The blue monkey or diademed monkey (Cercopithecus mitis) is a species of guenon native to various parts of east, central and southern Africa. This also includes the Congo River basin.
Despite its name, the blue monkey is not noticeably blue. It has little hair on its face, and this does sometimes give a blue appearance. It never has the vivid blue appearance of a mandrill. The fur is short, and mainly a grizzled brown color apart from the face. The face is dark with a pale yellowish patch on forehead. The mantle varies between subspecies. Typical sizes are from 19.69 to 25.6 inches (50 to 65 cm) long. The females weigh a little over 8.82 lbs (4 kg) and males up to 17.64 lbs (8 kg). The tail is almost as long as the rest of the animal.
The blue monkey is found in rain forests and mountain bamboo forests. It lives largely in the forest canopy, coming to the ground infrequently. It is very dependent on humid, shady areas with plenty of water. It eats mainly fruit and leaves, but will take some slower-moving invertebrates. It prefers to live in tall trees that provide both food and shelter. They are suffering from the loss of its natural habitat.

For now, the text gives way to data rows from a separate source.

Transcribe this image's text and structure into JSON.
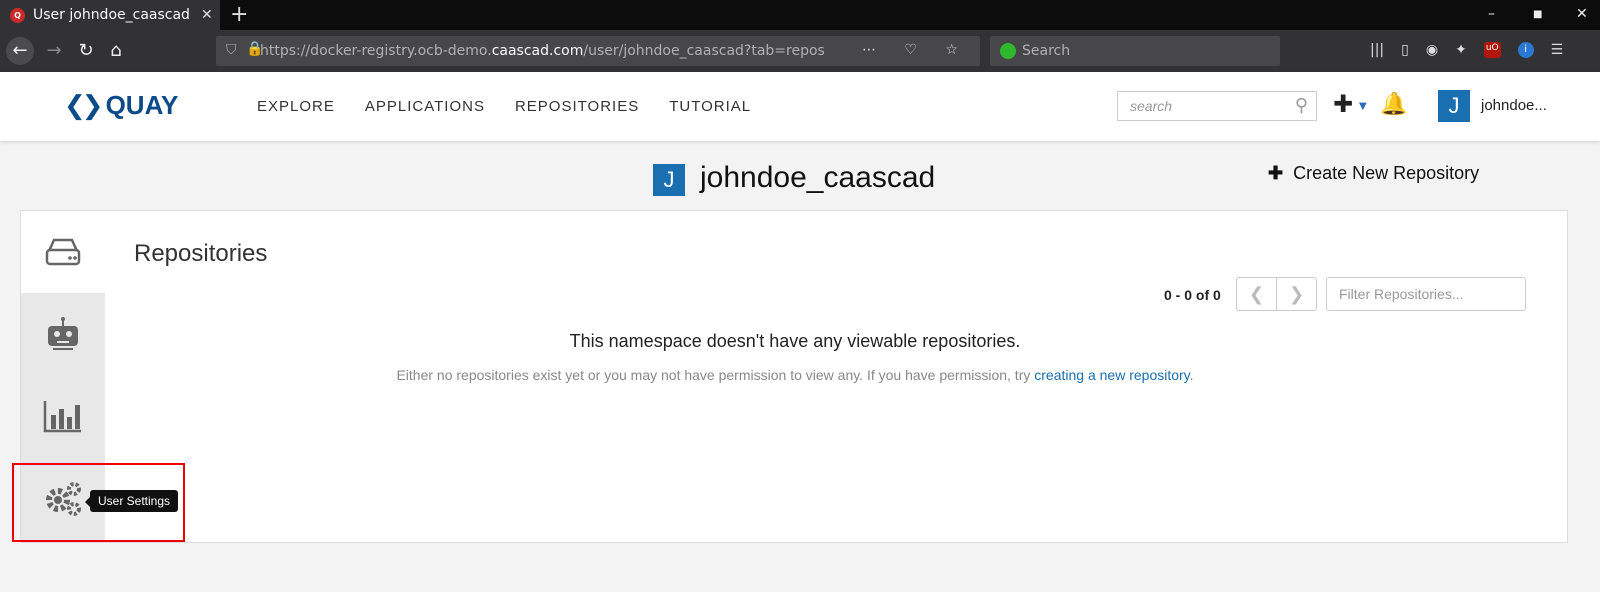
{
  "browser": {
    "tab_title": "User johndoe_caascad · Quay",
    "url_prefix": "https://docker-registry.ocb-demo.",
    "url_domain": "caascad.com",
    "url_path": "/user/johndoe_caascad?tab=repos",
    "search_placeholder": "Search"
  },
  "header": {
    "logo_text": "QUAY",
    "menu": [
      "EXPLORE",
      "APPLICATIONS",
      "REPOSITORIES",
      "TUTORIAL"
    ],
    "search_placeholder": "search",
    "avatar_letter": "J",
    "username": "johndoe..."
  },
  "page": {
    "avatar_letter": "J",
    "title": "johndoe_caascad",
    "create_repo_label": "Create New Repository"
  },
  "repos": {
    "heading": "Repositories",
    "pager_count": "0 - 0 of 0",
    "pager_prev": "❮",
    "pager_next": "❯",
    "filter_placeholder": "Filter Repositories...",
    "empty_title": "This namespace doesn't have any viewable repositories.",
    "empty_sub": "Either no repositories exist yet or you may not have permission to view any. If you have permission, try ",
    "empty_link": "creating a new repository",
    "empty_end": "."
  },
  "tooltip": "User Settings",
  "colors": {
    "accent": "#1a6fb0",
    "highlight": "#e00000"
  }
}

The mating system has more than one mate. Females normally give birth every two years. They give birth during the onset of the warm, rainy season. Gestation is around 5 months and the infants are born with fur and with their eyes open. Group sizes range from 10 to 40, containing only a single adult male. It is often found in groups with other species of monkeys such as the red-tailed monkey and various red colobus monkeys.